“During my time working in the field of data science—and technology more broadly—what I’ve noticed is a growing sense of camaraderie among women,” Nichole says. “Whether it’s helping prepare for interviews or sharing opportunities or just being there for each other, women are really engaged in supporting each other and encouraging one another to take risks and grow in their careers.”

Having started out with Nielsen working as an analyst, she took the opportunity to shift into a role as a data scientist while still in the MScA program, in order to mix her new technical skills with her business knowledge. In 2017, she accepted a senior data scientist position at GrubHub where she presently develops models to enhance GrubHub's use of data and business applications. 

“Sometimes I miss the more client-facing work I was doing as an analyst at Nielsen,” Nichole says. “But it’s exciting to see how the models I develop at GrubHub play out and affect the overall business. When I research a business problem and develop, test, and implement the model all the way to production, I’m using the exact skillsets I learned while in the MScA program.”


"When I research a business problem and develop, test, and implement the model all the way to production, I’m using the exact skillsets I learned while in the MScA program.”


In addition to her role at GrubHub, Nichole continues to expand her network of women in the data science industry by actively participating in several groups in Chicago. TecHive, formerly called Women in Big Data, aims to increase the visibility and success of women working in the data science industry by closing the gender gap and increasing the number of women in leadership positions. Additionally, the group hosts monthly events showcasing female thought-leadership at both the local and international level. As with all TecHive events, everyone is invited.

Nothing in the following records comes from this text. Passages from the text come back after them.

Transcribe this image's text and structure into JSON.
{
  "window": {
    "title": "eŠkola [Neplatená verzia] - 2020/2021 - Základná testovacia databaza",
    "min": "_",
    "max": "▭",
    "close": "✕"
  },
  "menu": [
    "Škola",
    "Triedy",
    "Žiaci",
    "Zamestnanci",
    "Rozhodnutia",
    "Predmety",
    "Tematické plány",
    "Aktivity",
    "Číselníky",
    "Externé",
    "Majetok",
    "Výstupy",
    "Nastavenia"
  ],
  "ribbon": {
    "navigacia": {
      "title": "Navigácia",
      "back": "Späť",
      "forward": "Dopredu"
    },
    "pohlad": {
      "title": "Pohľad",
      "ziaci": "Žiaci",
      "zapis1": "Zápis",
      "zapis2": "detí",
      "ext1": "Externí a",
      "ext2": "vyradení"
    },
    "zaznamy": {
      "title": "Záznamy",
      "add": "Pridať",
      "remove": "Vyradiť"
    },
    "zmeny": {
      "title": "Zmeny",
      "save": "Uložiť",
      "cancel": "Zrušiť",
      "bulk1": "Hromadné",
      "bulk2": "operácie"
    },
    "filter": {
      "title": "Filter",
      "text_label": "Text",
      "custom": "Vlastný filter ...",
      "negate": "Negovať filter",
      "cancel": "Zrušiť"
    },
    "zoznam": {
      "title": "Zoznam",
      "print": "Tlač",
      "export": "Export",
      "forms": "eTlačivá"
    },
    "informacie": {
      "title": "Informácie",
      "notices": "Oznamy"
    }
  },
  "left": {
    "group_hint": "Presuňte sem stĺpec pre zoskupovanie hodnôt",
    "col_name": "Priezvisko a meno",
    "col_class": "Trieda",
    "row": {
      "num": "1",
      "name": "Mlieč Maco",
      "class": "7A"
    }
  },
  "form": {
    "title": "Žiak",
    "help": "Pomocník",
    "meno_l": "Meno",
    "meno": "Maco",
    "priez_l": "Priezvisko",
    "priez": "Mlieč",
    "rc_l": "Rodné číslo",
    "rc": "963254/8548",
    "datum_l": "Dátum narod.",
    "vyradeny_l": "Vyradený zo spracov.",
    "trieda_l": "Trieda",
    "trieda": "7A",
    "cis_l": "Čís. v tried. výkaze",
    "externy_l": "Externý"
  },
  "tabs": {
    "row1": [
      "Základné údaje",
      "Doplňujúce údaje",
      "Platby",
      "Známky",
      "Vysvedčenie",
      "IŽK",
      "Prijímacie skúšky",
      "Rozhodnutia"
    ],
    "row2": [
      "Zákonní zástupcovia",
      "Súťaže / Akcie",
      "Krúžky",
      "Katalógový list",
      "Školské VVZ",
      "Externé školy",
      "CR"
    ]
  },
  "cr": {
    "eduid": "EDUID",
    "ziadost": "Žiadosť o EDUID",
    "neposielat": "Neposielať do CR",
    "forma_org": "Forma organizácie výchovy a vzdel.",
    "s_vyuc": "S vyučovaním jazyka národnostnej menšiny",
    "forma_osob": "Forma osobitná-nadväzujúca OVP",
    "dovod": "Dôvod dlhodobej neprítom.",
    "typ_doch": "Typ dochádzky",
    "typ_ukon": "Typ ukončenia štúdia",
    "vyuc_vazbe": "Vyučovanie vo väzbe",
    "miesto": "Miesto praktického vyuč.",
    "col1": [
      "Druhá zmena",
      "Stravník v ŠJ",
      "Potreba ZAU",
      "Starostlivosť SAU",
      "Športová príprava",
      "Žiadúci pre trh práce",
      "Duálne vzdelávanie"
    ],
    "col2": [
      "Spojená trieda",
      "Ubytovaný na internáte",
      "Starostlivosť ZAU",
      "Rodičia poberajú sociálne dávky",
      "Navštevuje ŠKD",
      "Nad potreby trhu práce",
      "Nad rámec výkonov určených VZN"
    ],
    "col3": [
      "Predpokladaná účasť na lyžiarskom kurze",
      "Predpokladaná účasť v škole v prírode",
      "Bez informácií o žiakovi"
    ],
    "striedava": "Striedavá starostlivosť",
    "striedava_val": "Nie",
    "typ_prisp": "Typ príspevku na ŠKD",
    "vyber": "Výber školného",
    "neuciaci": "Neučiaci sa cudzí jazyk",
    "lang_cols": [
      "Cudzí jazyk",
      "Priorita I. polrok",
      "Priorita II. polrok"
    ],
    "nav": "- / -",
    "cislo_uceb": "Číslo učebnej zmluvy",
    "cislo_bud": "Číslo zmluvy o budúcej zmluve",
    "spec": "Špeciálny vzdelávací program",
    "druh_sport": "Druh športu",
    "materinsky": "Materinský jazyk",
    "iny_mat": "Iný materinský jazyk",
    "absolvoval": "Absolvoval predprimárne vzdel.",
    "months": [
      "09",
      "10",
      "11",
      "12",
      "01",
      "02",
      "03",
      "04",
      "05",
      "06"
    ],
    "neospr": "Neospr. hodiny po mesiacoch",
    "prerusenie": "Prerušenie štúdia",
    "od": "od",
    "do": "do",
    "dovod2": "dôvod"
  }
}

Nichole herself helped coordinate an event recently focused around the variety of roles women data scientists have at GrubHub.

“The idea behind the event,” she says, “came when a group of us at GrubHub realized that, even though we were all data scientists, our different positions meant we were doing really different things. We thought it would be interesting and valuable to have a panel discussion centered around how, even across a single organization, data science positions can be really different. Knowing more about what opportunities are out there is a great way to inspire ideas about exciting future steps we can take in our careers.”

A different sort of women-focused group Nichole has taken part in is Brave Initiatives, where she volunteers to teach middle and high school girls how to code. With Saturday get-togethers in downtown Chicago during the school year and a weeklong camp during the summer, Brave Initiatives seeks to empower high school girls to be active engagers and leaders through design, coding, and leadership training.

“What I love in particular about Brave Initiatives is that all their projects center around positive social impact,” Nichole says. “The websites the girls design always try to focus on important areas, like healthcare or trash collection or crime rates. Seeing their passion for learning code and designing their own websites is incredibly inspiring and exciting to watch.”


“The websites the girls design always try to focus on important areas, like healthcare or trash collection or crime rates. Seeing their passion for learning code and designing their own websites is incredibly inspiring and exciting to watch.”


As a teacher and mentor of these young women, Nichole sees the importance of starting early when it comes to building a community of women who will be tomorrow’s technology leaders. While Nichole’s team at GrubHub is comprised equally of women and men, she is well aware that that is not the case everywhere yet. Addressing the underrepresentation of women in the technology workplace generally, she points to the fact that oftentimes it is simply a matter of fewer women applying for job openings. 

“It’s a slow process,” Nichole says. “But that’s why organizations like Brave Initiatives are so important. By instilling a passion for coding and design while still young, these girls will have the drive and confidence to aim high and achieve whatever they set their eyes on. Ultimately, that’s the biggest piece of advice I have for women working in technology: Don’t be afraid to take risks. Don’t hesitate before an intriguing opportunity. After all, one of the great aspects of working in this area is that there are so many exciting paths to pursue.”